Brown Marmorated Stink Bug

Adult BMSB with antennal markings circled

With recent warmer temperatures, brown marmorated stink bugs are starting to appear in homes and buildings. See our tip sheet on stink bug identification and management in homes.

Questions on reporting BMSB? See “Brown marmorated stink bugs are moving into Michigan homes again” or email Julianna Wilson at .(JavaScript must be enabled to view this email address). If you have already reported a sighting from a particular address, you do not need to report from that address again.

2017 weekly reports

  • Aug. 1 BMSB report - Fruit and vegetable growers across the southern Lower Peninsula should be scouting and preparing to actively manage for brown marmorated stink bugs this season.

Key articles


The Brown Marmorated Stink Bug (BMSB), Halyomorpha halys (Stål), is an exotic pentatomid species native to Asia. Pennsylvania State University Cooperative Extension first found specimens in Allentown, Pennsylvania, in 1996.

In 1999, a specimen was found in a Rutgers University blacklight trap about 30 miles east of Allentown in Milford, New Jersey. Since that time, specimens have been identified in 29 states, primarily in the Mid-Atlantic region but with additional populations in Oregon and Southern California. Midwestern populations of BMSB were found in Ohio in 2007, Illinois in 2009 and in Michigan in fall 2010. As with many other invasive species, the distribution is likely spread wider than reported.

What crops are affected?

Brown marmorated stink bug has a host range of over 300 plants including many agricultural and ornamental crops. Feeding damage has been recorded in high-value specialty crops including tomatoes, sweet peppers, raspberries, apples, peaches, pears, cherries and grapes (particularly as a contaminant during wine making) as well as damage in sweet corn, green beans and soybeans.

Status in Michigan

The first Michigan detection was in Berrien County in 2010, followed several years later by reports of fruit damage suspected of being caused by BMSB in orchards. Reports from several thousand Michigan residents as of spring 2016 indicate that BMSB populations have built up to nuisance levels in manmade structures in the southern Lower Peninsula. All together, BMSB has been reported in 46 Michigan counties, including one county in the Upper Peninsula.

What to do if you have a suspect BMSB?

Place it in a dry box with tissue paper or in white vinegar and mail or drop off to:
Howard Russell
Diagnostic Services
578 Wilson Rd., Room 116
East Lansing, MI 48824
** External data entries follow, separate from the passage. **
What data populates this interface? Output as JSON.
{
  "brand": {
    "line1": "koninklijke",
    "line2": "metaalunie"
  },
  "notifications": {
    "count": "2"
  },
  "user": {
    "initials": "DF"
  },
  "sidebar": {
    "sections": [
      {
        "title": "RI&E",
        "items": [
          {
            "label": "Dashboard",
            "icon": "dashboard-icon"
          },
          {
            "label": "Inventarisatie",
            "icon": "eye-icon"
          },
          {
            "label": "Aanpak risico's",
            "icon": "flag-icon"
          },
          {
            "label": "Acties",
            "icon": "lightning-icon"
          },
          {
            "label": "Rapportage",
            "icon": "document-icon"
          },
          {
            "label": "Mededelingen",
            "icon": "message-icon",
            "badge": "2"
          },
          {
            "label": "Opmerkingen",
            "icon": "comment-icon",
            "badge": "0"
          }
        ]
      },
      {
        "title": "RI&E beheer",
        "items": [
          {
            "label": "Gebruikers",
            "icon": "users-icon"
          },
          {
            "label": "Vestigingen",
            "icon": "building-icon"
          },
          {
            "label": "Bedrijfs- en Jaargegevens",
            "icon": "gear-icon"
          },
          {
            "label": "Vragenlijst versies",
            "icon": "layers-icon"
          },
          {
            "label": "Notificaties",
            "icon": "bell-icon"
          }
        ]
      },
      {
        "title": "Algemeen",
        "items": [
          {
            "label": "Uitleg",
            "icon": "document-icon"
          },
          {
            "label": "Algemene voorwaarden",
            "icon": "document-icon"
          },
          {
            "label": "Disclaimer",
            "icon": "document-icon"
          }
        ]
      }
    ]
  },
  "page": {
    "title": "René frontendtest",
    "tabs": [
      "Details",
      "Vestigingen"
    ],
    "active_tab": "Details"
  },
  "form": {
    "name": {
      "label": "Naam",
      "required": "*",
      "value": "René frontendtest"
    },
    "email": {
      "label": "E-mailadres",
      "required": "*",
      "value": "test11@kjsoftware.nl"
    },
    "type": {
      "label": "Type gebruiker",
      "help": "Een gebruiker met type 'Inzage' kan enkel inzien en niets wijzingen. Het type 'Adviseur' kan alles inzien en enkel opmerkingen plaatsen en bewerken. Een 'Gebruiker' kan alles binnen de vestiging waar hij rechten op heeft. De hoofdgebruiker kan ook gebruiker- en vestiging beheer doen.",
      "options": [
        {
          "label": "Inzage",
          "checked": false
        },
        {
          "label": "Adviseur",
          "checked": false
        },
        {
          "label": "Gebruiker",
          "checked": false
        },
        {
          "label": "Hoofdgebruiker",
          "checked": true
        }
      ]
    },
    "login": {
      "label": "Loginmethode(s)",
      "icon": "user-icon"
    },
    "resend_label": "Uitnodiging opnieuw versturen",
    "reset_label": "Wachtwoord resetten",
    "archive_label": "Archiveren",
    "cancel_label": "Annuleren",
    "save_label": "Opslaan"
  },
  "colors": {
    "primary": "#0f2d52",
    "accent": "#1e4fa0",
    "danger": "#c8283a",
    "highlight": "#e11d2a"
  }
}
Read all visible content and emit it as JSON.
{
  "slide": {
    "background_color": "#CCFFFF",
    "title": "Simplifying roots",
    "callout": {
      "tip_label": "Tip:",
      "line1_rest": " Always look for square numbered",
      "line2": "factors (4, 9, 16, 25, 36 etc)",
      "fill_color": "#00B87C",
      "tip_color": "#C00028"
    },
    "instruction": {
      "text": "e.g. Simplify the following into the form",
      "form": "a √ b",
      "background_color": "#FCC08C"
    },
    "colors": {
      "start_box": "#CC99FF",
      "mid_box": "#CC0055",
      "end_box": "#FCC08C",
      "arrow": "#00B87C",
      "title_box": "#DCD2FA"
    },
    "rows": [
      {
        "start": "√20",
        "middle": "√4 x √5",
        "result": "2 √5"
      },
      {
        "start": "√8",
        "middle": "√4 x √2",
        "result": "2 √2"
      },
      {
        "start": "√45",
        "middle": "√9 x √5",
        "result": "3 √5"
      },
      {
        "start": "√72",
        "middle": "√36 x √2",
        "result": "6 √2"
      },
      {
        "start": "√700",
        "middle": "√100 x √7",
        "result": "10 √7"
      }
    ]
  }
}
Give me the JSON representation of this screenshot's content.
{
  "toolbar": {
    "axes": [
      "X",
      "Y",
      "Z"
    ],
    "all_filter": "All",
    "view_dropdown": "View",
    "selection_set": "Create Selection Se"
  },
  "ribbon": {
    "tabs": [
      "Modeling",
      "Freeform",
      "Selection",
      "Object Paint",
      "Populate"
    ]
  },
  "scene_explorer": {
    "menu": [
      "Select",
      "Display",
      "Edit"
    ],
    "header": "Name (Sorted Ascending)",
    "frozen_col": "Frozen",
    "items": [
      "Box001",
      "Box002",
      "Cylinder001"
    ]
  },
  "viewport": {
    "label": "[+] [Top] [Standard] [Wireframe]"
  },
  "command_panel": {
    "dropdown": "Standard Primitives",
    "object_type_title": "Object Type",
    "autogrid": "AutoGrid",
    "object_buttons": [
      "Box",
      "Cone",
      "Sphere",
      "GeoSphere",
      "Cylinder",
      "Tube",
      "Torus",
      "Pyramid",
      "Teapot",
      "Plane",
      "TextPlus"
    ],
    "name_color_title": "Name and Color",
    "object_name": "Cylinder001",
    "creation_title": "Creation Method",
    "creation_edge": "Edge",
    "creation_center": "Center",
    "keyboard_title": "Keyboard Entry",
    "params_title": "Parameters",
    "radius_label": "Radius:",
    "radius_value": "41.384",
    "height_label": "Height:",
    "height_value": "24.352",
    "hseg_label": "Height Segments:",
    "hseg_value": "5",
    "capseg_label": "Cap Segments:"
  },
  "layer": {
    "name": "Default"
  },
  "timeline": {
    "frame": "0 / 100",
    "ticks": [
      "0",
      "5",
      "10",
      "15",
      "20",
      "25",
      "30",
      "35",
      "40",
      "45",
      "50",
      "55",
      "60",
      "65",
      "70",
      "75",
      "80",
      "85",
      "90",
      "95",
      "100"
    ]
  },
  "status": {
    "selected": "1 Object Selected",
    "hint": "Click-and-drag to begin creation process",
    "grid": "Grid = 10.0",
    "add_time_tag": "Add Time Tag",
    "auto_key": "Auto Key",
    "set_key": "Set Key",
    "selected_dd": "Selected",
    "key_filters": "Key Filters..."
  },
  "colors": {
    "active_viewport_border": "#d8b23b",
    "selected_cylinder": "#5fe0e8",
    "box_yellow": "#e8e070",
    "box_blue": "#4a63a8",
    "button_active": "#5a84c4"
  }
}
Be sure to include with the specimen the location where you found the insect and your name and contact information (email or phone if no email). See additional tips for submitting insects for identification to MSU Diagnostic Services.


The MSU IPM Program maintains this site as an access point to pest management information at MSU. The IPM Program is administered within the Department of Entomology, fueled by research from the AgBioResearch, delivered to citizens through MSU Extension, and proud to be a part of Project GREEEN.